The Grand Bay National Estuarine Research Reserve is researching the diamondback terrapin turtle, whose habitat is likely to be inundated as the sea rises. Photo by Christina Mohrmann/Grand Bay NERR.
Photos: Terrapin photos on Flickr
The 10,216-acre Grand Bay National Wildlife Refuge is under threat from the very thing that gives it life – the Gulf of Mexico and its changing sea levels.
The refuge rests in a low-lying coastal area across state lines between Biloxi, Mississippi and Mobile, Alabama. Savannas cover the flatlands while bayous, marshes, and islands sprawl along the shoreline. Ospreys outnumber people.
The refuge is just inches above sea level. So is the adjoining Grand Bay National Estuarine Research Reserve, an 18,400-acre area funded by NOAA and administered by the State of Mississippi to promote estuarine research and education within the coastal zone.
It’s the home of the Mississippi diamondback terrapin, a feisty little water turtle that is slowly disappearing thanks to over-harvesting and habitat loss. The U.S. Fish and Wildlife Service has listed the terrapin as a species of concern, a sort of watch list for species in decline.
|The Diamondback terrapin turtle, once harvested to make turtle soup, now faces the threat of habitat loss due to sea level rise from climate change. Photo by Christina Mohrmann/Grand Bay NERR.|

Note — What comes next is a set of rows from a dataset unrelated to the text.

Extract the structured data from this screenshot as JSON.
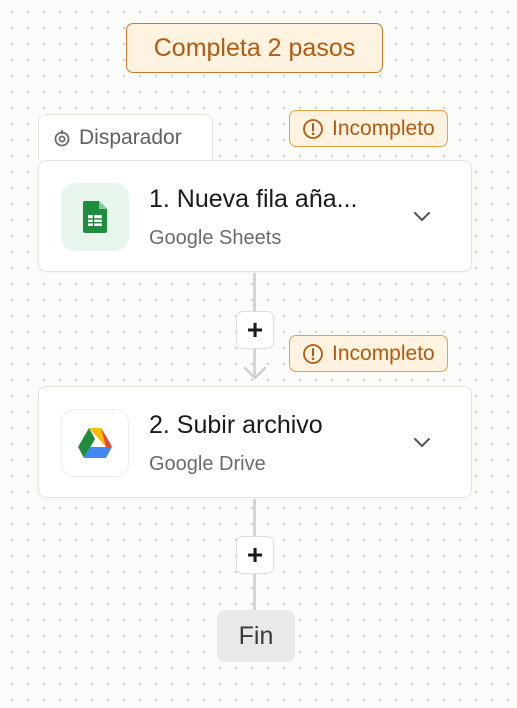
{
  "banner": {
    "text": "Completa 2 pasos"
  },
  "trigger_tab": {
    "label": "Disparador",
    "icon": "trigger-icon"
  },
  "steps": [
    {
      "title": "1. Nueva fila aña...",
      "subtitle": "Google Sheets",
      "status": "Incompleto",
      "icon": "google-sheets-icon"
    },
    {
      "title": "2. Subir archivo",
      "subtitle": "Google Drive",
      "status": "Incompleto",
      "icon": "google-drive-icon"
    }
  ],
  "add_step": {
    "label": "+"
  },
  "end": {
    "label": "Fin"
  },
  "colors": {
    "warning_bg": "#fdf3e0",
    "warning_border": "#e4a240",
    "warning_text": "#b35a10",
    "sheets_green": "#1e8e3e"
  }
}
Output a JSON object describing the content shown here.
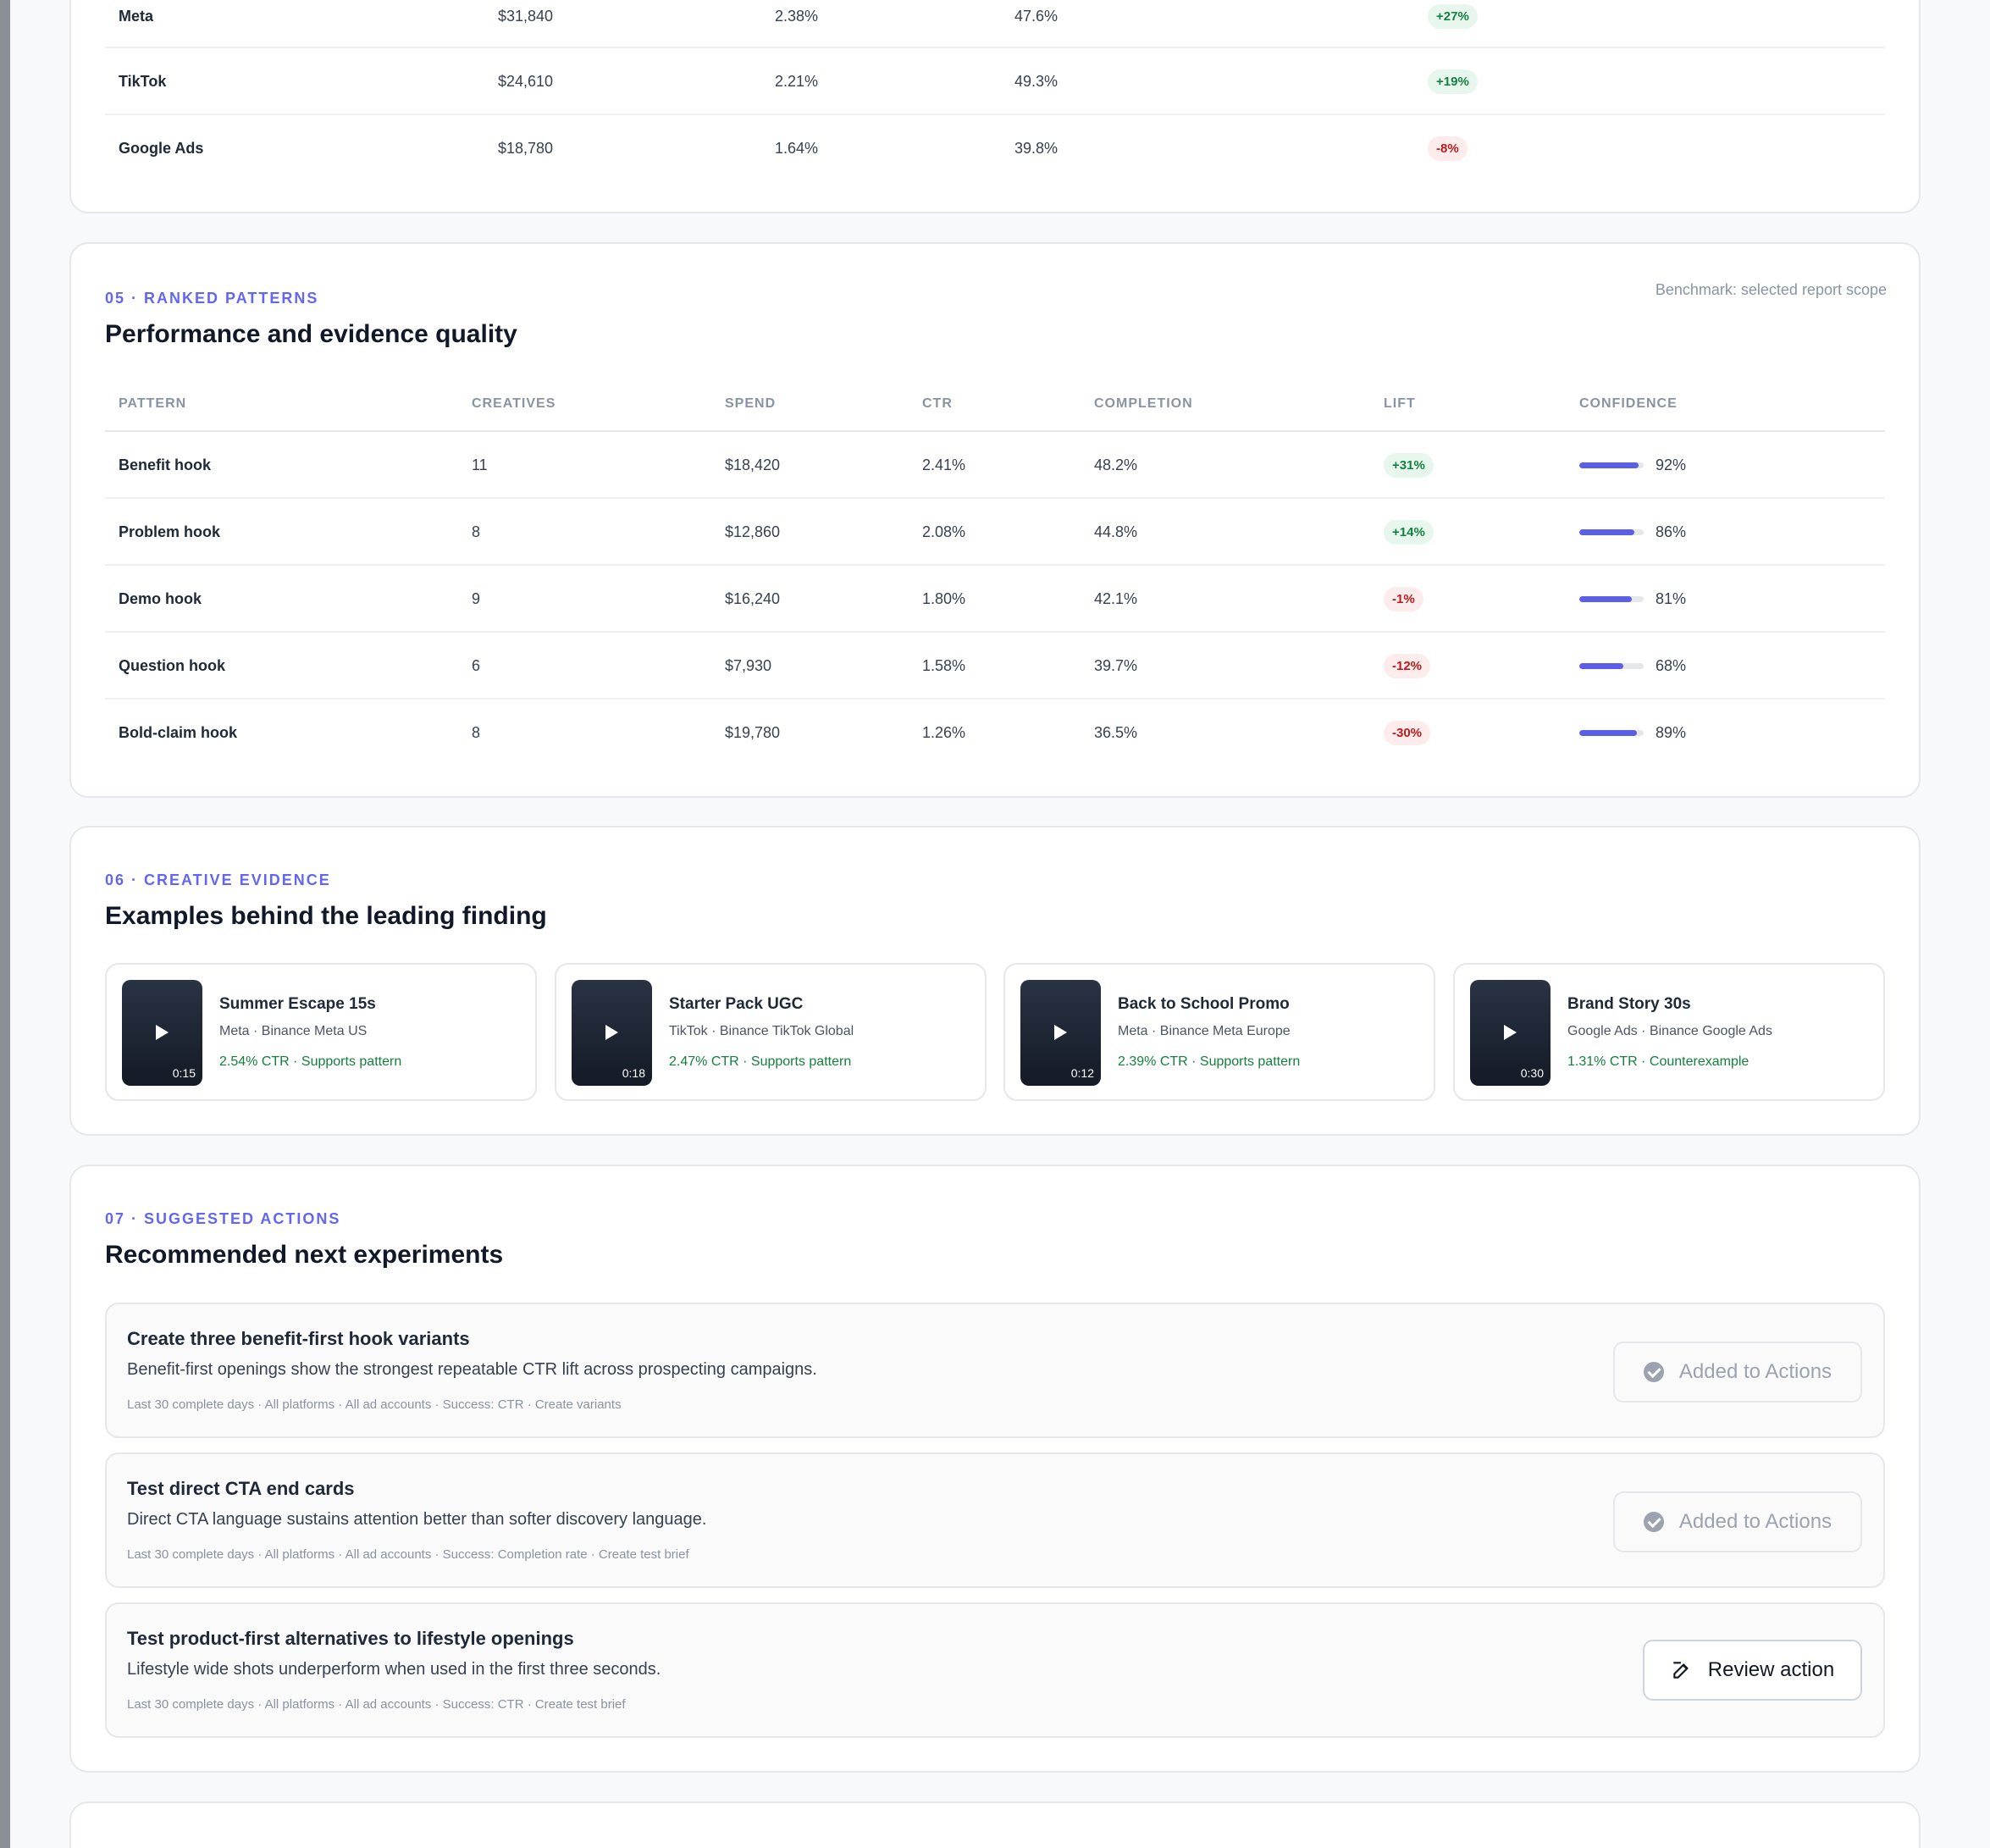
{
  "platform_table": {
    "rows": [
      {
        "name": "Meta",
        "spend": "$31,840",
        "ctr": "2.38%",
        "completion": "47.6%",
        "lift": "+27%",
        "lift_dir": "pos"
      },
      {
        "name": "TikTok",
        "spend": "$24,610",
        "ctr": "2.21%",
        "completion": "49.3%",
        "lift": "+19%",
        "lift_dir": "pos"
      },
      {
        "name": "Google Ads",
        "spend": "$18,780",
        "ctr": "1.64%",
        "completion": "39.8%",
        "lift": "-8%",
        "lift_dir": "neg"
      }
    ]
  },
  "patterns": {
    "eyebrow": "05 · RANKED PATTERNS",
    "title": "Performance and evidence quality",
    "benchmark": "Benchmark: selected report scope",
    "headers": {
      "pattern": "PATTERN",
      "creatives": "CREATIVES",
      "spend": "SPEND",
      "ctr": "CTR",
      "completion": "COMPLETION",
      "lift": "LIFT",
      "confidence": "CONFIDENCE"
    },
    "rows": [
      {
        "name": "Benefit hook",
        "creatives": "11",
        "spend": "$18,420",
        "ctr": "2.41%",
        "completion": "48.2%",
        "lift": "+31%",
        "lift_dir": "pos",
        "confidence": "92%",
        "confidence_value": 0.92
      },
      {
        "name": "Problem hook",
        "creatives": "8",
        "spend": "$12,860",
        "ctr": "2.08%",
        "completion": "44.8%",
        "lift": "+14%",
        "lift_dir": "pos",
        "confidence": "86%",
        "confidence_value": 0.86
      },
      {
        "name": "Demo hook",
        "creatives": "9",
        "spend": "$16,240",
        "ctr": "1.80%",
        "completion": "42.1%",
        "lift": "-1%",
        "lift_dir": "neg",
        "confidence": "81%",
        "confidence_value": 0.81
      },
      {
        "name": "Question hook",
        "creatives": "6",
        "spend": "$7,930",
        "ctr": "1.58%",
        "completion": "39.7%",
        "lift": "-12%",
        "lift_dir": "neg",
        "confidence": "68%",
        "confidence_value": 0.68
      },
      {
        "name": "Bold-claim hook",
        "creatives": "8",
        "spend": "$19,780",
        "ctr": "1.26%",
        "completion": "36.5%",
        "lift": "-30%",
        "lift_dir": "neg",
        "confidence": "89%",
        "confidence_value": 0.89
      }
    ]
  },
  "evidence": {
    "eyebrow": "06 · CREATIVE EVIDENCE",
    "title": "Examples behind the leading finding",
    "items": [
      {
        "title": "Summer Escape 15s",
        "meta": "Meta · Binance Meta US",
        "note": "2.54% CTR · Supports pattern",
        "duration": "0:15"
      },
      {
        "title": "Starter Pack UGC",
        "meta": "TikTok · Binance TikTok Global",
        "note": "2.47% CTR · Supports pattern",
        "duration": "0:18"
      },
      {
        "title": "Back to School Promo",
        "meta": "Meta · Binance Meta Europe",
        "note": "2.39% CTR · Supports pattern",
        "duration": "0:12"
      },
      {
        "title": "Brand Story 30s",
        "meta": "Google Ads · Binance Google Ads",
        "note": "1.31% CTR · Counterexample",
        "duration": "0:30"
      }
    ]
  },
  "actions": {
    "eyebrow": "07 · SUGGESTED ACTIONS",
    "title": "Recommended next experiments",
    "items": [
      {
        "title": "Create three benefit-first hook variants",
        "desc": "Benefit-first openings show the strongest repeatable CTR lift across prospecting campaigns.",
        "meta": "Last 30 complete days · All platforms · All ad accounts · Success: CTR · Create variants",
        "button": "Added to Actions"
      },
      {
        "title": "Test direct CTA end cards",
        "desc": "Direct CTA language sustains attention better than softer discovery language.",
        "meta": "Last 30 complete days · All platforms · All ad accounts · Success: Completion rate · Create test brief",
        "button": "Added to Actions"
      },
      {
        "title": "Test product-first alternatives to lifestyle openings",
        "desc": "Lifestyle wide shots underperform when used in the first three seconds.",
        "meta": "Last 30 complete days · All platforms · All ad accounts · Success: CTR · Create test brief",
        "button": "Review action"
      }
    ]
  },
  "colors": {
    "accent": "#6366f1",
    "positive": "#15803d",
    "negative": "#b91c1c"
  },
  "icons": {
    "play": "play-icon",
    "check": "check-circle-icon",
    "edit": "edit-icon"
  }
}
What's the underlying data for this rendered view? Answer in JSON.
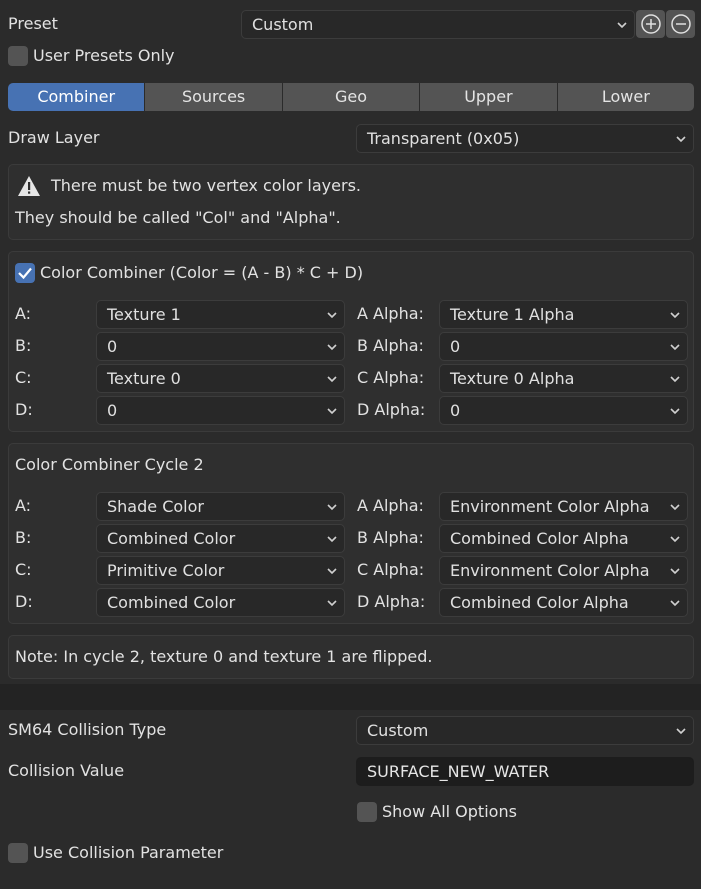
{
  "preset": {
    "label": "Preset",
    "value": "Custom",
    "user_presets_only_label": "User Presets Only"
  },
  "tabs": [
    "Combiner",
    "Sources",
    "Geo",
    "Upper",
    "Lower"
  ],
  "draw_layer": {
    "label": "Draw Layer",
    "value": "Transparent (0x05)"
  },
  "warning": {
    "line1": "There must be two vertex color layers.",
    "line2": "They should be called \"Col\" and \"Alpha\"."
  },
  "cycle1": {
    "title": "Color Combiner (Color = (A - B) * C + D)",
    "checked": true,
    "rows": [
      {
        "label": "A:",
        "value": "Texture 1",
        "alpha_label": "A Alpha:",
        "alpha_value": "Texture 1 Alpha"
      },
      {
        "label": "B:",
        "value": "0",
        "alpha_label": "B Alpha:",
        "alpha_value": "0"
      },
      {
        "label": "C:",
        "value": "Texture 0",
        "alpha_label": "C Alpha:",
        "alpha_value": "Texture 0 Alpha"
      },
      {
        "label": "D:",
        "value": "0",
        "alpha_label": "D Alpha:",
        "alpha_value": "0"
      }
    ]
  },
  "cycle2": {
    "title": "Color Combiner Cycle 2",
    "rows": [
      {
        "label": "A:",
        "value": "Shade Color",
        "alpha_label": "A Alpha:",
        "alpha_value": "Environment Color Alpha"
      },
      {
        "label": "B:",
        "value": "Combined Color",
        "alpha_label": "B Alpha:",
        "alpha_value": "Combined Color Alpha"
      },
      {
        "label": "C:",
        "value": "Primitive Color",
        "alpha_label": "C Alpha:",
        "alpha_value": "Environment Color Alpha"
      },
      {
        "label": "D:",
        "value": "Combined Color",
        "alpha_label": "D Alpha:",
        "alpha_value": "Combined Color Alpha"
      }
    ]
  },
  "note": "Note: In cycle 2, texture 0 and texture 1 are flipped.",
  "collision": {
    "type_label": "SM64 Collision Type",
    "type_value": "Custom",
    "value_label": "Collision Value",
    "value_value": "SURFACE_NEW_WATER",
    "show_all_label": "Show All Options",
    "use_param_label": "Use Collision Parameter"
  },
  "colors": {
    "accent": "#4772b3",
    "background": "#2b2b2b",
    "panel": "#2f2f2f",
    "button": "#545454"
  },
  "icons": [
    "chevron-down-icon",
    "add-preset-icon",
    "remove-preset-icon",
    "warning-icon",
    "checkmark-icon"
  ]
}
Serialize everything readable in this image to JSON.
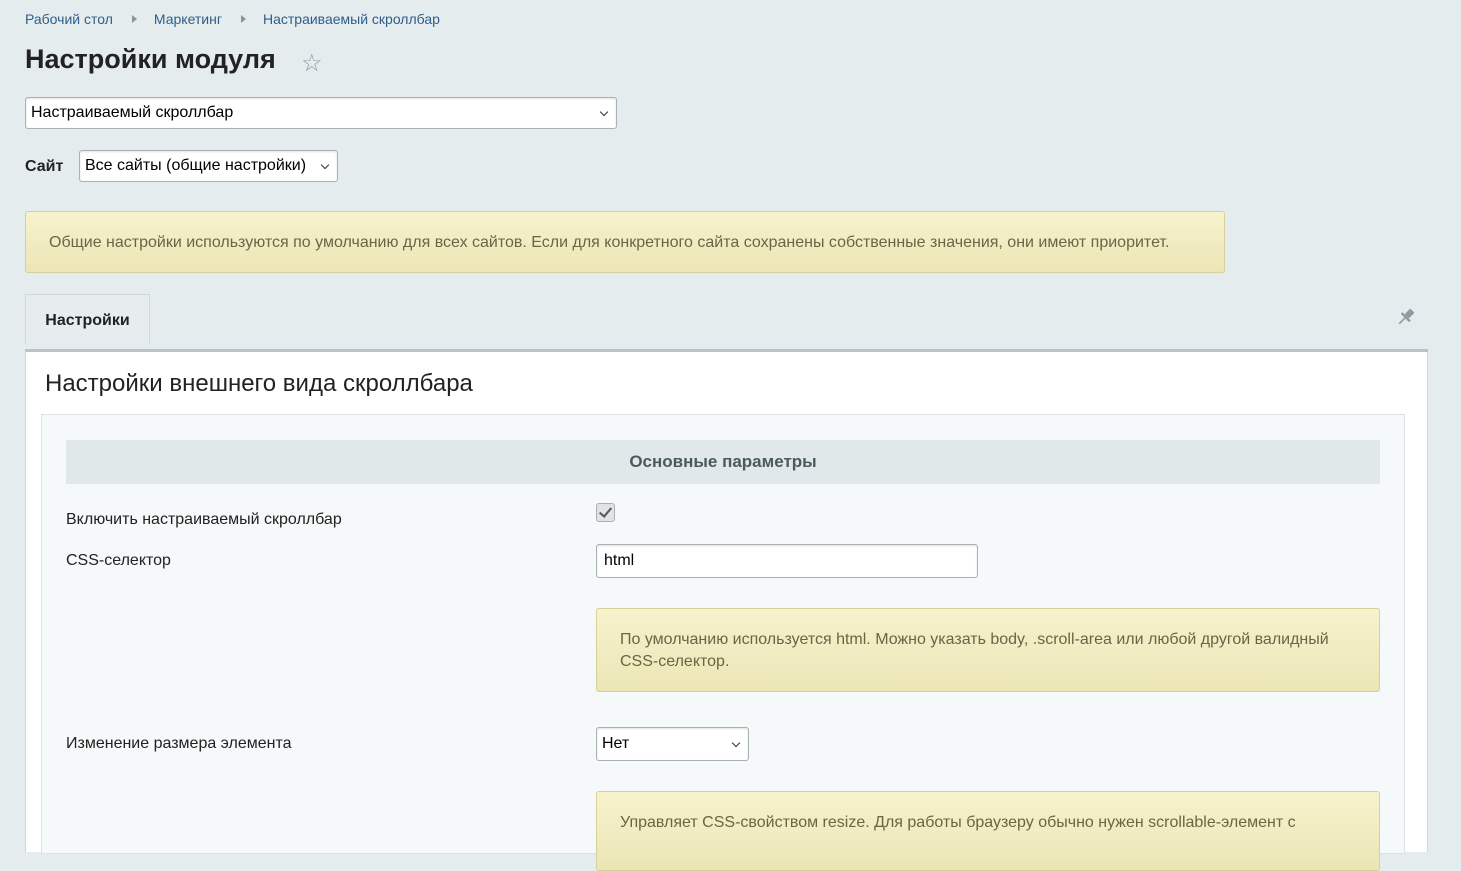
{
  "breadcrumbs": [
    "Рабочий стол",
    "Маркетинг",
    "Настраиваемый скроллбар"
  ],
  "page_title": "Настройки модуля",
  "icons": {
    "favorite": "star-outline-icon",
    "pin": "pin-icon",
    "dropdown": "chevron-down-icon",
    "check": "checkmark-icon"
  },
  "module_select": {
    "value": "Настраиваемый скроллбар"
  },
  "site": {
    "label": "Сайт",
    "value": "Все сайты (общие настройки)"
  },
  "info_note": "Общие настройки используются по умолчанию для всех сайтов. Если для конкретного сайта сохранены собственные значения, они имеют приоритет.",
  "tabs": [
    {
      "label": "Настройки",
      "active": true
    }
  ],
  "section_title": "Настройки внешнего вида скроллбара",
  "group_heading": "Основные параметры",
  "fields": {
    "enable": {
      "label": "Включить настраиваемый скроллбар",
      "checked": true
    },
    "css_selector": {
      "label": "CSS-селектор",
      "value": "html",
      "hint": "По умолчанию используется html. Можно указать body, .scroll-area или любой другой валидный CSS-селектор."
    },
    "resize": {
      "label": "Изменение размера элемента",
      "value": "Нет",
      "hint": "Управляет CSS-свойством resize. Для работы браузеру обычно нужен scrollable-элемент с"
    }
  },
  "colors": {
    "background": "#e5ecee",
    "link": "#2e5e8a",
    "note_bg": "#f3efc6",
    "note_text": "#6a6545"
  }
}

These smallish turtles are special in several ways. They are the only turtle species adapted to live in brackish waters, which are a mix of freshwater and sea water. As recently as the 1990s, they have been used to make turtle soup served in restaurants across the country. The turtles, which can live up to 40 years or more, have been slow to recover. In addition, the turtles have faced habitat loss due to erosion. That’s likely to worsen as the changing climate leads to accelerated sea level rise.
Service biologists are now turning their attention to a new threat to the terrapin: climate change. The most imminent impact is sea level rise and the possibility that the turtle’s habitat will one day be under water.
Already, a strong southern wind can completely submerge the road leading to the reserve and the refuge. Hurricanes flood the area entirely. Remarkably, recovery of the habitat is nearly as fast as it takes the waters to wane. The terrapin’s life moves on as before. But what will happen if the waters don’t recede, as could be the case with sea-level rise?
As sea level rises, coastal shorelines like this will retreat, according to “A State of Knowledge Report” from the U.S. Global Change Research Program. Salinity is likely to increase in tidal rivers like this one in the Grand Bay National Wildlife Refuge. Photo by Tom Carlisle.
The natural, undisturbed condition of this area and its low elevation make Grand Bay a perfect laboratory for studying the effects of sea level rise. To that end, the U.S. Environmental Protection Agency’s Gulf of Mexico Program and The Nature Conservancy recently started a SLAMM analysis of the area. SLAMM stands for “Sea Level Affecting Marsh Model” and is a modeling system that factors in the dominant processes involved in wetland conversion. The processes are inundation, erosion, overwash, saturation and accretion – and they all occur throughout the refuge and reserve.
Results of the SLAMM analysis will give managers some idea of how much land will be flooded and what plant communities will result from a given amount of sea-level rise.
The terrapin’s current home will likely be submerged, though their estuaries could migrate inland if not blocked by development. Another possible impact to the terrapin is warming temperatures. Terrapin sex determination depends on the temperature of the eggs. When the weather is warmer, more females hatch. When it’s cooler, males dominate.
Author: Douglas Hunt
Contact: Douglas Hunt, 228-497-6322, ext. 106